Ross Bakery Inn: Ross Bakery Inn was convict built in 1832 for John Dickinson, a free settler from Nottinghamshire England, the Ross Bakery Inn is a classic Georgian house built from Ross quarried sandstone. Originally named the Sherwood Castle Inn (a clear link with Nottinghamshire) it served for many years as a coaching inn and horse change on the Hobart Road. It takes its present name from Ross s original bakery that has operated alongside the inn for over 100 years. The Ross Bakery formed the inspiration for Studio Ghibli s cult anime film Kiki s Delivery Service, and every year Japanese fans make the pilgrimage to Tasmania to have their photo taken in front of it.
Captain Samuel's Cottage: Captain Samuel's Cottage has been used as a convict barracks, a grindstone shop, butchery, antique shop and private home. Built Circa 1830, it is named after a wealthy merchant seaman, Captain Samuel Horton, who decided to hang up his sextant and settle in Ross. He became well known for many achievements, one being having a magnificent Methodist college built on his land and having it named after himself, Horton College. He bought the cottage after the government had finished using it as a low-security convict barracks.
Ross Wesleyan (Uniting) Church
The Churches of Ross: The town of Ross has three churches, all located on elm-lined Church Street. The Uniting Church, situated prominently on the hilltop, was built in 1885 and is noted for its blackwood pews and carved cherubim baptismal font, the beautiful stained glass windows and the modern tapestry which depicts the tree of life and was woven in Aubusson in France. The present church replaced the First Methodist church which fell into disrepair.
The Roman Catholic Church building was originally a store and was converted in the 1920s in Gothic revival style. The catholics of the town were were mainly Irish convicts and emancipits and were too poor to build their own place of worship. Earlier services were conducted at the female factory site after it closed as a prison. In 1920 Father John Graham arranged for the present church to be converted from a store, bakery and residence. The walls were raised and the roof and tower added. The spire was rebuilt with a cross on top in the early 1980's.
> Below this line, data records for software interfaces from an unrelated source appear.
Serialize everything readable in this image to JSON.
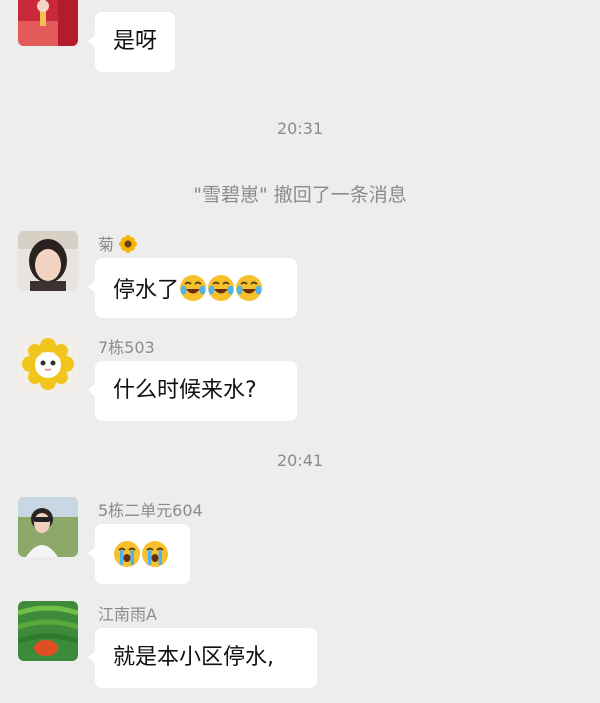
{
  "messages": [
    {
      "sender": "",
      "text": "是呀"
    },
    {
      "sender": "菊",
      "sender_icon": "sunflower-emoji",
      "text": "停水了",
      "emojis": [
        "crying-laughing-emoji",
        "crying-laughing-emoji",
        "crying-laughing-emoji"
      ]
    },
    {
      "sender": "7栋503",
      "text": "什么时候来水?"
    },
    {
      "sender": "5栋二单元604",
      "text": "",
      "emojis": [
        "loudly-crying-emoji",
        "loudly-crying-emoji"
      ]
    },
    {
      "sender": "江南雨A",
      "text": "就是本小区停水,"
    }
  ],
  "timestamps": [
    "20:31",
    "20:41"
  ],
  "system_notice": "\"雪碧崽\" 撤回了一条消息",
  "colors": {
    "background": "#ededed",
    "bubble": "#ffffff",
    "meta_text": "#8b8b8b"
  }
}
St John's Anglican Church, on the corner of Badajos Street, was built in 1868 and contains a 100-year-old pipe organ, an oak lectern and a stone pulpit. It was erected using stone from the original church built in 1835. That church had to be demolished due to the failure of the foundations. The clock in the tower was made in Birmingham, England.
Man O' Ross Hotel: The Man O' Ross Hotel was built in 1831 by William Sadler. It was originally a two-storey Georgian building, but was later converted to a Victorian Style. Two former inns, The Scotch Thistle Inn (licenced 1840) and the Sherwood Castle Inn, no longer function as hotels, the former is now a private residence and the latter has been renamed and operates as the Ross Bakery Inn.
Ross Town Hall: The Town Hall is a neo-classical style late-Victorian building. The adjoining Council Chambers is a timber building with a stone faŃade. The Post Office was completed in 1889 and has a verandah with twin cast-iron columns. The schoolhouse is a Victorian Rustic Gothic building with random rubble sandstone walls.
In The Area
Lake Leake was built in 1880 to supply permanent water for Campbell Town, approx 30 mins drive to the east, enjoy the beautiful bush scenery and great trout fishing. Currawong Lakes trout fishery and wildlife retreat are on the Long Marsh dam Road at Lake Leake.
10 km west of the town is the tiny hamlet (it is so small it does not appear on most maps) of Kirklands where the poet A.D. Hope's father was Presbyterian minister during the 1910s. The manse, where Hope spent his childhood, was built as early as 1828. Kirklands Presbyterian Church was dedicated in October 1836.